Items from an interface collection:
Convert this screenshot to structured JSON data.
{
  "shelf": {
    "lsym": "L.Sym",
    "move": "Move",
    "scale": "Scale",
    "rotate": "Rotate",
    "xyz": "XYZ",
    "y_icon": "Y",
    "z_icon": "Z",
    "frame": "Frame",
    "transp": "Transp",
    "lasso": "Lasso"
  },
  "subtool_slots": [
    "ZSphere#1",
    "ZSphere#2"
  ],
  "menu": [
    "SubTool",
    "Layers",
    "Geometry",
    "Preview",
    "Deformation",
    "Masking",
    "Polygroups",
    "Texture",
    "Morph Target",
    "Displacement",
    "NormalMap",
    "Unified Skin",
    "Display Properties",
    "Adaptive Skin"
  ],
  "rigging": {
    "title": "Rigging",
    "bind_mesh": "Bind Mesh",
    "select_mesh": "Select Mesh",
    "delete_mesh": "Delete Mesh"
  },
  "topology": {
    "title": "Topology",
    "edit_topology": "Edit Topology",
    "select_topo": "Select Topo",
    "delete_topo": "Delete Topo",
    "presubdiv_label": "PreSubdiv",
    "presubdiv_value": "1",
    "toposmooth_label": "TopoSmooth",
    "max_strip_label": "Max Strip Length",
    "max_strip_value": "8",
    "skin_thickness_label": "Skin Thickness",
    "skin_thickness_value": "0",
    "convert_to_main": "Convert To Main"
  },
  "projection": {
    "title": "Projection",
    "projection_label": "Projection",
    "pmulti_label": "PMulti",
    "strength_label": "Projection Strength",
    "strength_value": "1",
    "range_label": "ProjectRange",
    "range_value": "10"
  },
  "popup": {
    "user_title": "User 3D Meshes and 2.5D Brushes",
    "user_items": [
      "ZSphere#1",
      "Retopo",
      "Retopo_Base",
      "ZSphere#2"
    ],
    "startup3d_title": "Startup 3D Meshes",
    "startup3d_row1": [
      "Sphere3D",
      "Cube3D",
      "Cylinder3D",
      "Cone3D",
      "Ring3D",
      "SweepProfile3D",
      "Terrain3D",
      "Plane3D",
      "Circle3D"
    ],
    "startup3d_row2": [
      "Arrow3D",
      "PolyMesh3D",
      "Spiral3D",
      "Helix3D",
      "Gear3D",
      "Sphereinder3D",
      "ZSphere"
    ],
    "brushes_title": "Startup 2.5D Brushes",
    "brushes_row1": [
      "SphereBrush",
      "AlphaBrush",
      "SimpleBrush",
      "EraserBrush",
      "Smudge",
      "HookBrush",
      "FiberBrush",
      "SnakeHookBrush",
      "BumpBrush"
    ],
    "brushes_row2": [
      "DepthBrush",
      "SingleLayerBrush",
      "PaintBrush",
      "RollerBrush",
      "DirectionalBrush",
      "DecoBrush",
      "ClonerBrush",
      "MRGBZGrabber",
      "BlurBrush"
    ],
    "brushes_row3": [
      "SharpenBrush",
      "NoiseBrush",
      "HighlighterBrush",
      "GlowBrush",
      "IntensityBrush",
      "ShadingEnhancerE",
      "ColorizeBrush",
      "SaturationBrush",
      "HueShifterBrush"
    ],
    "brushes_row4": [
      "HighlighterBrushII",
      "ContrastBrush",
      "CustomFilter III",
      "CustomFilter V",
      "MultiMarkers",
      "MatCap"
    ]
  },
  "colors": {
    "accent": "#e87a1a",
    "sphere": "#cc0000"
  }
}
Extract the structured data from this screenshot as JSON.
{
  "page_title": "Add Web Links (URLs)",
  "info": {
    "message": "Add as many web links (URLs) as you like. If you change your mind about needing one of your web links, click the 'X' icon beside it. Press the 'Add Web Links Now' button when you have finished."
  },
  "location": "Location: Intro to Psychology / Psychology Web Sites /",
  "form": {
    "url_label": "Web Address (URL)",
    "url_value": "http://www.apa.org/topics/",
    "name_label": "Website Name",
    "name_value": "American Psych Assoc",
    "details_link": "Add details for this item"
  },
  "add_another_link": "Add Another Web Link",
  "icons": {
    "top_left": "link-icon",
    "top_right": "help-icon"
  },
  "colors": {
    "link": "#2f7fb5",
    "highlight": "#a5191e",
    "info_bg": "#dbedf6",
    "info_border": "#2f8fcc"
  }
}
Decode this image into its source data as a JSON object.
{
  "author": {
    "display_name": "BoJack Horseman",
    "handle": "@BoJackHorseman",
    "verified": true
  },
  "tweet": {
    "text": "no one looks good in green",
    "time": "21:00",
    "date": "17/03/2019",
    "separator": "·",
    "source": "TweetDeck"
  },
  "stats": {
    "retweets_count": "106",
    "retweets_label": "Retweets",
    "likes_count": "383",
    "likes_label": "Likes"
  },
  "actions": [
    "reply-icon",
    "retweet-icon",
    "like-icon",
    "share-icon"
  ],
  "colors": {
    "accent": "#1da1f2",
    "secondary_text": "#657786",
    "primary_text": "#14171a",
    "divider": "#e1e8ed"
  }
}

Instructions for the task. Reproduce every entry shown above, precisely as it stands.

Response box.
Convert this screenshot to structured JSON data.
{
  "shelf": {
    "lsym": "L.Sym",
    "move": "Move",
    "scale": "Scale",
    "rotate": "Rotate",
    "xyz": "XYZ",
    "y_icon": "Y",
    "z_icon": "Z",
    "frame": "Frame",
    "transp": "Transp",
    "lasso": "Lasso"
  },
  "subtool_slots": [
    "ZSphere#1",
    "ZSphere#2"
  ],
  "menu": [
    "SubTool",
    "Layers",
    "Geometry",
    "Preview",
    "Deformation",
    "Masking",
    "Polygroups",
    "Texture",
    "Morph Target",
    "Displacement",
    "NormalMap",
    "Unified Skin",
    "Display Properties",
    "Adaptive Skin"
  ],
  "rigging": {
    "title": "Rigging",
    "bind_mesh": "Bind Mesh",
    "select_mesh": "Select Mesh",
    "delete_mesh": "Delete Mesh"
  },
  "topology": {
    "title": "Topology",
    "edit_topology": "Edit Topology",
    "select_topo": "Select Topo",
    "delete_topo": "Delete Topo",
    "presubdiv_label": "PreSubdiv",
    "presubdiv_value": "1",
    "toposmooth_label": "TopoSmooth",
    "max_strip_label": "Max Strip Length",
    "max_strip_value": "8",
    "skin_thickness_label": "Skin Thickness",
    "skin_thickness_value": "0",
    "convert_to_main": "Convert To Main"
  },
  "projection": {
    "title": "Projection",
    "projection_label": "Projection",
    "pmulti_label": "PMulti",
    "strength_label": "Projection Strength",
    "strength_value": "1",
    "range_label": "ProjectRange",
    "range_value": "10"
  },
  "popup": {
    "user_title": "User 3D Meshes and 2.5D Brushes",
    "user_items": [
      "ZSphere#1",
      "Retopo",
      "Retopo_Base",
      "ZSphere#2"
    ],
    "startup3d_title": "Startup 3D Meshes",
    "startup3d_row1": [
      "Sphere3D",
      "Cube3D",
      "Cylinder3D",
      "Cone3D",
      "Ring3D",
      "SweepProfile3D",
      "Terrain3D",
      "Plane3D",
      "Circle3D"
    ],
    "startup3d_row2": [
      "Arrow3D",
      "PolyMesh3D",
      "Spiral3D",
      "Helix3D",
      "Gear3D",
      "Sphereinder3D",
      "ZSphere"
    ],
    "brushes_title": "Startup 2.5D Brushes",
    "brushes_row1": [
      "SphereBrush",
      "AlphaBrush",
      "SimpleBrush",
      "EraserBrush",
      "Smudge",
      "HookBrush",
      "FiberBrush",
      "SnakeHookBrush",
      "BumpBrush"
    ],
    "brushes_row2": [
      "DepthBrush",
      "SingleLayerBrush",
      "PaintBrush",
      "RollerBrush",
      "DirectionalBrush",
      "DecoBrush",
      "ClonerBrush",
      "MRGBZGrabber",
      "BlurBrush"
    ],
    "brushes_row3": [
      "SharpenBrush",
      "NoiseBrush",
      "HighlighterBrush",
      "GlowBrush",
      "IntensityBrush",
      "ShadingEnhancerE",
      "ColorizeBrush",
      "SaturationBrush",
      "HueShifterBrush"
    ],
    "brushes_row4": [
      "HighlighterBrushII",
      "ContrastBrush",
      "CustomFilter III",
      "CustomFilter V",
      "MultiMarkers",
      "MatCap"
    ]
  },
  "colors": {
    "accent": "#e87a1a",
    "sphere": "#cc0000"
  }
}
Extract the structured data from this screenshot as JSON.
{
  "page_title": "Add Web Links (URLs)",
  "info": {
    "message": "Add as many web links (URLs) as you like. If you change your mind about needing one of your web links, click the 'X' icon beside it. Press the 'Add Web Links Now' button when you have finished."
  },
  "location": "Location: Intro to Psychology / Psychology Web Sites /",
  "form": {
    "url_label": "Web Address (URL)",
    "url_value": "http://www.apa.org/topics/",
    "name_label": "Website Name",
    "name_value": "American Psych Assoc",
    "details_link": "Add details for this item"
  },
  "add_another_link": "Add Another Web Link",
  "icons": {
    "top_left": "link-icon",
    "top_right": "help-icon"
  },
  "colors": {
    "link": "#2f7fb5",
    "highlight": "#a5191e",
    "info_bg": "#dbedf6",
    "info_border": "#2f8fcc"
  }
}
Decode this image into its source data as a JSON object.
{
  "author": {
    "display_name": "BoJack Horseman",
    "handle": "@BoJackHorseman",
    "verified": true
  },
  "tweet": {
    "text": "no one looks good in green",
    "time": "21:00",
    "date": "17/03/2019",
    "separator": "·",
    "source": "TweetDeck"
  },
  "stats": {
    "retweets_count": "106",
    "retweets_label": "Retweets",
    "likes_count": "383",
    "likes_label": "Likes"
  },
  "actions": [
    "reply-icon",
    "retweet-icon",
    "like-icon",
    "share-icon"
  ],
  "colors": {
    "accent": "#1da1f2",
    "secondary_text": "#657786",
    "primary_text": "#14171a",
    "divider": "#e1e8ed"
  }
}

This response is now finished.